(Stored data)
"""

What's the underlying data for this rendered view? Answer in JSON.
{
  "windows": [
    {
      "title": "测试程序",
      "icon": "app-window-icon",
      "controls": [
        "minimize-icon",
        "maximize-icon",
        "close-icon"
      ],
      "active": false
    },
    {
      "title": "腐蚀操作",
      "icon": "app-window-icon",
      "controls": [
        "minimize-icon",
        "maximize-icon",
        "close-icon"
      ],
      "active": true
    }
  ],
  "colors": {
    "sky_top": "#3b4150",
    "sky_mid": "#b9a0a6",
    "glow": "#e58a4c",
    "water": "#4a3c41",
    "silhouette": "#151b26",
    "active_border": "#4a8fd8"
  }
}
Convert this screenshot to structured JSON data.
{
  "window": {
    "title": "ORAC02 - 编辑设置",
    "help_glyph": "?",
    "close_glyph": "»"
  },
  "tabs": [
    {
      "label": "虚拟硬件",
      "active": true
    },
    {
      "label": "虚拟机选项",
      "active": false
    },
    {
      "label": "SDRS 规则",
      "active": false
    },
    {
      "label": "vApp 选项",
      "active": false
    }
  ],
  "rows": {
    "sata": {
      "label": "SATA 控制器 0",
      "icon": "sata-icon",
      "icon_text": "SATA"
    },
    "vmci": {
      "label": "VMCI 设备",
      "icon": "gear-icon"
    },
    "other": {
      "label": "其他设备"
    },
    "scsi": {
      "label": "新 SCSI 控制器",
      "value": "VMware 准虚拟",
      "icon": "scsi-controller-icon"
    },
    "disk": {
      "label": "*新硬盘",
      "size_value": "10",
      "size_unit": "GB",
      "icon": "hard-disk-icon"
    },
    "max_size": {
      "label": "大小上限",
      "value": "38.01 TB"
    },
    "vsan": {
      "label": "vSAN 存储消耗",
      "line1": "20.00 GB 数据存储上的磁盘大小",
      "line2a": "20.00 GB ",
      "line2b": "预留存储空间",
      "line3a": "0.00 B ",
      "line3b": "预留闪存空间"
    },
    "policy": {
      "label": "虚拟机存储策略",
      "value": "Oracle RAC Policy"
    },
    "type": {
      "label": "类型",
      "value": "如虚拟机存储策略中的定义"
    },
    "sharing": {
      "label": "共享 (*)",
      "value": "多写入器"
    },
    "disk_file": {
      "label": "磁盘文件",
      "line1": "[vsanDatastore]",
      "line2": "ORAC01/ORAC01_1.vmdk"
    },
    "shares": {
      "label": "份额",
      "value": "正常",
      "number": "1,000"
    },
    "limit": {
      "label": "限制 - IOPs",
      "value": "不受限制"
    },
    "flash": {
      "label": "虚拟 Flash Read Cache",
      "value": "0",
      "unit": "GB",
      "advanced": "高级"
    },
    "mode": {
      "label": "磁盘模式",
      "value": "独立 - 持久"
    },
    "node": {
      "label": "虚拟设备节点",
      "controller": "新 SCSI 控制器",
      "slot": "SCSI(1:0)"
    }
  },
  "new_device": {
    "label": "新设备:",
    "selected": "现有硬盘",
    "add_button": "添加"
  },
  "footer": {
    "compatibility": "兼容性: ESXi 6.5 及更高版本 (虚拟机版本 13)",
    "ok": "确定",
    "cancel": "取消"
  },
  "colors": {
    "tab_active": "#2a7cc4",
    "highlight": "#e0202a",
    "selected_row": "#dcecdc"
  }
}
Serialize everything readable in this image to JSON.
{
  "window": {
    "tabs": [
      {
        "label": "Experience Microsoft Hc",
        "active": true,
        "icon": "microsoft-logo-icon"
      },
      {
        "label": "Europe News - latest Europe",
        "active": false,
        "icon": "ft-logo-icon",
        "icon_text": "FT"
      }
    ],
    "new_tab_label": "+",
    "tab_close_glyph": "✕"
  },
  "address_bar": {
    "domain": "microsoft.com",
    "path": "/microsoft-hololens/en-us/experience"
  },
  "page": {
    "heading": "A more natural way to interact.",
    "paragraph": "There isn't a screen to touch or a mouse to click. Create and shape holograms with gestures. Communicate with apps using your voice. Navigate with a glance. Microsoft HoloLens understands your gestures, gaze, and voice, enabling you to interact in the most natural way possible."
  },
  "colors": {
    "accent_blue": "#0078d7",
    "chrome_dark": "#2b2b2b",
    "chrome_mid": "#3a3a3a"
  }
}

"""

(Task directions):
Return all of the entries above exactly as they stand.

(Your response):
What's the underlying data for this rendered view? Answer in JSON.
{
  "windows": [
    {
      "title": "测试程序",
      "icon": "app-window-icon",
      "controls": [
        "minimize-icon",
        "maximize-icon",
        "close-icon"
      ],
      "active": false
    },
    {
      "title": "腐蚀操作",
      "icon": "app-window-icon",
      "controls": [
        "minimize-icon",
        "maximize-icon",
        "close-icon"
      ],
      "active": true
    }
  ],
  "colors": {
    "sky_top": "#3b4150",
    "sky_mid": "#b9a0a6",
    "glow": "#e58a4c",
    "water": "#4a3c41",
    "silhouette": "#151b26",
    "active_border": "#4a8fd8"
  }
}
Convert this screenshot to structured JSON data.
{
  "window": {
    "title": "ORAC02 - 编辑设置",
    "help_glyph": "?",
    "close_glyph": "»"
  },
  "tabs": [
    {
      "label": "虚拟硬件",
      "active": true
    },
    {
      "label": "虚拟机选项",
      "active": false
    },
    {
      "label": "SDRS 规则",
      "active": false
    },
    {
      "label": "vApp 选项",
      "active": false
    }
  ],
  "rows": {
    "sata": {
      "label": "SATA 控制器 0",
      "icon": "sata-icon",
      "icon_text": "SATA"
    },
    "vmci": {
      "label": "VMCI 设备",
      "icon": "gear-icon"
    },
    "other": {
      "label": "其他设备"
    },
    "scsi": {
      "label": "新 SCSI 控制器",
      "value": "VMware 准虚拟",
      "icon": "scsi-controller-icon"
    },
    "disk": {
      "label": "*新硬盘",
      "size_value": "10",
      "size_unit": "GB",
      "icon": "hard-disk-icon"
    },
    "max_size": {
      "label": "大小上限",
      "value": "38.01 TB"
    },
    "vsan": {
      "label": "vSAN 存储消耗",
      "line1": "20.00 GB 数据存储上的磁盘大小",
      "line2a": "20.00 GB ",
      "line2b": "预留存储空间",
      "line3a": "0.00 B ",
      "line3b": "预留闪存空间"
    },
    "policy": {
      "label": "虚拟机存储策略",
      "value": "Oracle RAC Policy"
    },
    "type": {
      "label": "类型",
      "value": "如虚拟机存储策略中的定义"
    },
    "sharing": {
      "label": "共享 (*)",
      "value": "多写入器"
    },
    "disk_file": {
      "label": "磁盘文件",
      "line1": "[vsanDatastore]",
      "line2": "ORAC01/ORAC01_1.vmdk"
    },
    "shares": {
      "label": "份额",
      "value": "正常",
      "number": "1,000"
    },
    "limit": {
      "label": "限制 - IOPs",
      "value": "不受限制"
    },
    "flash": {
      "label": "虚拟 Flash Read Cache",
      "value": "0",
      "unit": "GB",
      "advanced": "高级"
    },
    "mode": {
      "label": "磁盘模式",
      "value": "独立 - 持久"
    },
    "node": {
      "label": "虚拟设备节点",
      "controller": "新 SCSI 控制器",
      "slot": "SCSI(1:0)"
    }
  },
  "new_device": {
    "label": "新设备:",
    "selected": "现有硬盘",
    "add_button": "添加"
  },
  "footer": {
    "compatibility": "兼容性: ESXi 6.5 及更高版本 (虚拟机版本 13)",
    "ok": "确定",
    "cancel": "取消"
  },
  "colors": {
    "tab_active": "#2a7cc4",
    "highlight": "#e0202a",
    "selected_row": "#dcecdc"
  }
}
Serialize everything readable in this image to JSON.
{
  "window": {
    "tabs": [
      {
        "label": "Experience Microsoft Hc",
        "active": true,
        "icon": "microsoft-logo-icon"
      },
      {
        "label": "Europe News - latest Europe",
        "active": false,
        "icon": "ft-logo-icon",
        "icon_text": "FT"
      }
    ],
    "new_tab_label": "+",
    "tab_close_glyph": "✕"
  },
  "address_bar": {
    "domain": "microsoft.com",
    "path": "/microsoft-hololens/en-us/experience"
  },
  "page": {
    "heading": "A more natural way to interact.",
    "paragraph": "There isn't a screen to touch or a mouse to click. Create and shape holograms with gestures. Communicate with apps using your voice. Navigate with a glance. Microsoft HoloLens understands your gestures, gaze, and voice, enabling you to interact in the most natural way possible."
  },
  "colors": {
    "accent_blue": "#0078d7",
    "chrome_dark": "#2b2b2b",
    "chrome_mid": "#3a3a3a"
  }
}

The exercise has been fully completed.